Today, I'm relaxing a little, while I work on a SUS install plan for one of the customers whose network I manage. So this is my "mid-day breather" - and I figured I'd use the opportunity to take care of some Super Bowl business:

- First of all, David was a trip at the party we went to. Last year, at 20 months, he was a little intimidated by the whole thing, all the people, and the crowds. He didn't want to hang out downstairs with the other kids, and started crying for us to get him back. He also burst into tears when everyone erupted over the winning field goal - it scared him.

12 months make a huge difference, I'll say. This year, he was a tiny bit shy when we first arrived, but warmed up quickly. He went and raced around like a maniac. He wore his Pats jersey that I bought him this year, and he was cheering with every big play right along with everybody else. He clapped, he hollered, and he was exchanging high-fives with all the adults. He also kept wandering off from us to go find other people to play with - adults and kids alike. Of course, they were powerless to resist.

He ate food relatively neatly, drank juice, and sat on the sofa with us at times, when he didn't feel like playing. He also stayed awake most of the ride home, chattering away with us excitedly about how much fun he had.

Needless to say, today he's dragging a bit, tired, and running a slight temperature after all that.

As for the game itself, what can I say? Super Bowl parties are a lot more fun when your team is in it, and even more fun when they win. Which the Pats always seem to do. The last four years have been a treat (excepting the 2003 Super Bowl that the Bucs won), and this year the outcome never really seemed in doubt. Even when the Eagles scored first, I still had the feeling that everything was under control. The only people who really sweated this one were the ones who took the Pats and the points. Newsflash: they always find a way to make these games close. Either bet the opponent to cover as dogs in the Super Bowl, or don't bet. Two years of the Pats as favorites should prove that.

On the other hand, I won my Usenet service provider's pool, so I can't complain. Given the low stakes I play for, it's been a very good season for me.

I'll get back to other stuff in the next day or so - I've done a few neat tech things in the last couple of weeks that it'd be fun to elaborate on, so I will.

Tuesday, February 01, 2005

Simmons said it better

Bill Simmons posted a blog entry today about Letterman's show last night. For those of you who missed it, Letterman's whole show was a heartfelt tribute to Johnny Carson, with the only two guests being Carson's long-time producer and Doc Severinsen. Letterman opened with a flurry of jokes that were of varying timeliness - only to tell us during after the monologue that they were all jokes Carson had sent him over the last few months.

You can bet he never sent Leno any jokes. No way.

See, there's a fundamental difference between Leno and Letterman. Leno seems like a nice, genial guy who is genuinely proud of his blue-collar roots and his work ethic. Jay Leno is a guy I'd like to have in my bowling league - a guy I'd enjoy having a beer with at the Polish Club over in Danvers. He'd tell great stories, slap folks on the back, and generally be a guy nobody could speak ill of.

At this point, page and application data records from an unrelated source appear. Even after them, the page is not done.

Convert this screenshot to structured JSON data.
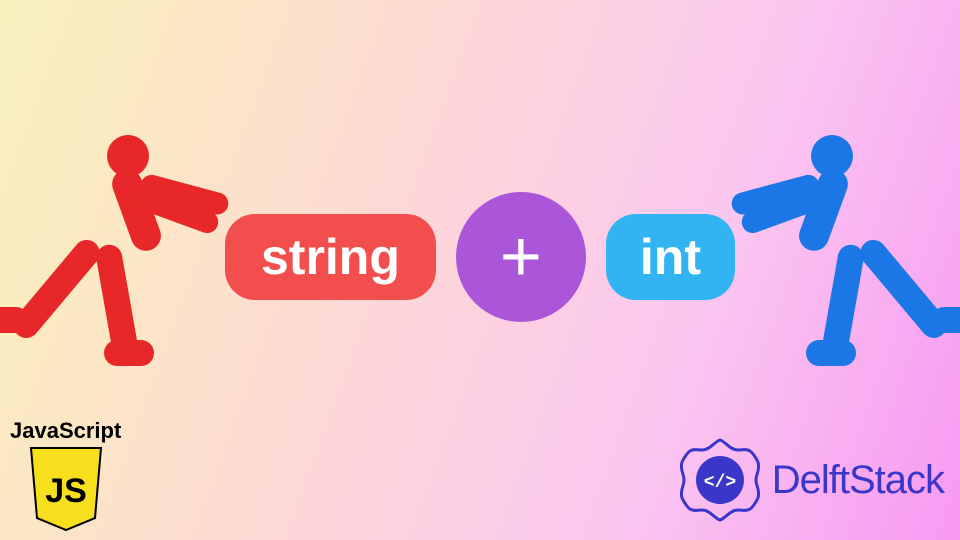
{
  "diagram": {
    "left_operand": "string",
    "operator": "+",
    "right_operand": "int"
  },
  "badges": {
    "js_label": "JavaScript",
    "js_shield_text": "JS",
    "delftstack": "DelftStack",
    "delft_mark": "</>"
  },
  "colors": {
    "figure_left": "#e82828",
    "figure_right": "#1c77e6",
    "pill_left": "#f34e4e",
    "pill_right": "#32b3f2",
    "plus_circle": "#ab56d8",
    "delft_text": "#3a37c8",
    "js_shield": "#f7df1e"
  }
}
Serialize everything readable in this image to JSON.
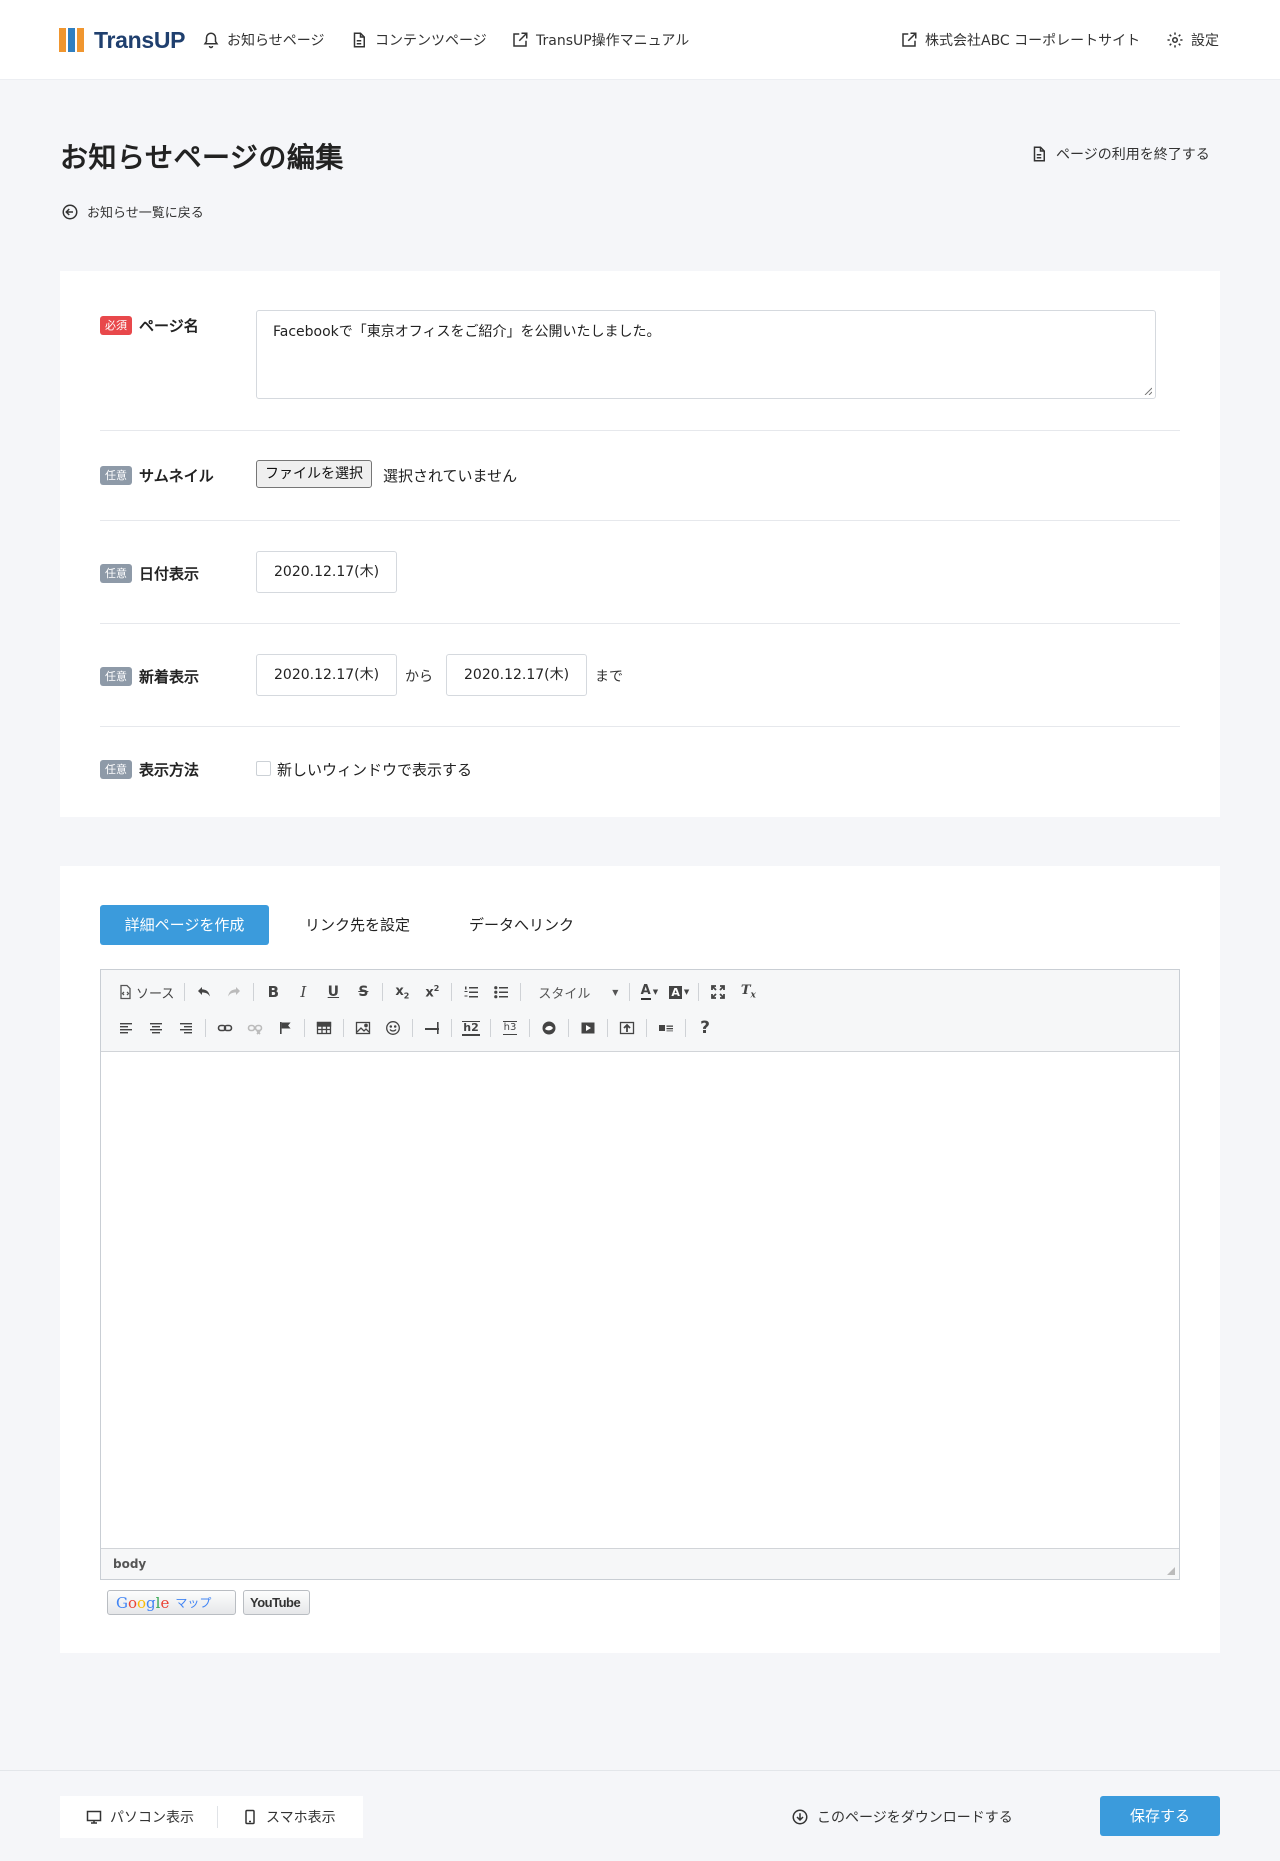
{
  "header": {
    "logo": "TransUP",
    "nav_notice": "お知らせページ",
    "nav_contents": "コンテンツページ",
    "nav_manual": "TransUP操作マニュアル",
    "nav_corporate": "株式会社ABC コーポレートサイト",
    "nav_settings": "設定"
  },
  "page": {
    "title": "お知らせページの編集",
    "end_use": "ページの利用を終了する",
    "back": "お知らせ一覧に戻る"
  },
  "form": {
    "badge_required": "必須",
    "badge_optional": "任意",
    "page_name": {
      "label": "ページ名",
      "value": "Facebookで「東京オフィスをご紹介」を公開いたしました。"
    },
    "thumbnail": {
      "label": "サムネイル",
      "button": "ファイルを選択",
      "status": "選択されていません"
    },
    "date_display": {
      "label": "日付表示",
      "value": "2020.12.17(木)"
    },
    "new_display": {
      "label": "新着表示",
      "from": "2020.12.17(木)",
      "from_text": "から",
      "to": "2020.12.17(木)",
      "to_text": "まで"
    },
    "display_method": {
      "label": "表示方法",
      "option": "新しいウィンドウで表示する",
      "checked": false
    }
  },
  "tabs": [
    "詳細ページを作成",
    "リンク先を設定",
    "データへリンク"
  ],
  "editor": {
    "source_label": "ソース",
    "style_label": "スタイル",
    "path": "body"
  },
  "plugins": {
    "google_maps": "マップ",
    "youtube": "YouTube"
  },
  "footer": {
    "pc_view": "パソコン表示",
    "sp_view": "スマホ表示",
    "download": "このページをダウンロードする",
    "save": "保存する"
  },
  "colors": {
    "primary": "#3b9bdc",
    "required": "#e8484b",
    "optional": "#8e9aa8",
    "logo_navy": "#1f3f6e",
    "logo_orange": "#f0962f",
    "logo_blue": "#2f7fc1"
  }
}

Letterman, on the other hand, is compelling. Sure, some days he mails it in, but even the bad shows are watchable - if only for the possibility that something could happen. Watching Letterman, you can get a little tired of the irony but you never know if this might be the show that really breaks it open. From Paul Newman standing up in the middle of his first CBS broadcast and asking "Where the hell are the singing cats?", to the post-bypass show, to the way Letterman told America it could laugh again after 9/11, to the way you could see his heart open up when his son was born - David Letterman is a Real Person. And he showed it again last night. Which is why I have never watched an episode of the Tonight Show since Carson went off the air, and why I won't start now. Jay Leno gets the ratings for the same reason that a plurality of Americans voted for Bush, and for the same reason a minority of Americans acknowledge that evolution is how the world actually works: he doesn't challenge anything. Ever. It's the TV equivalent of pouring sweetened milk on any cereal with "sugar" in the name. Empty mental calories.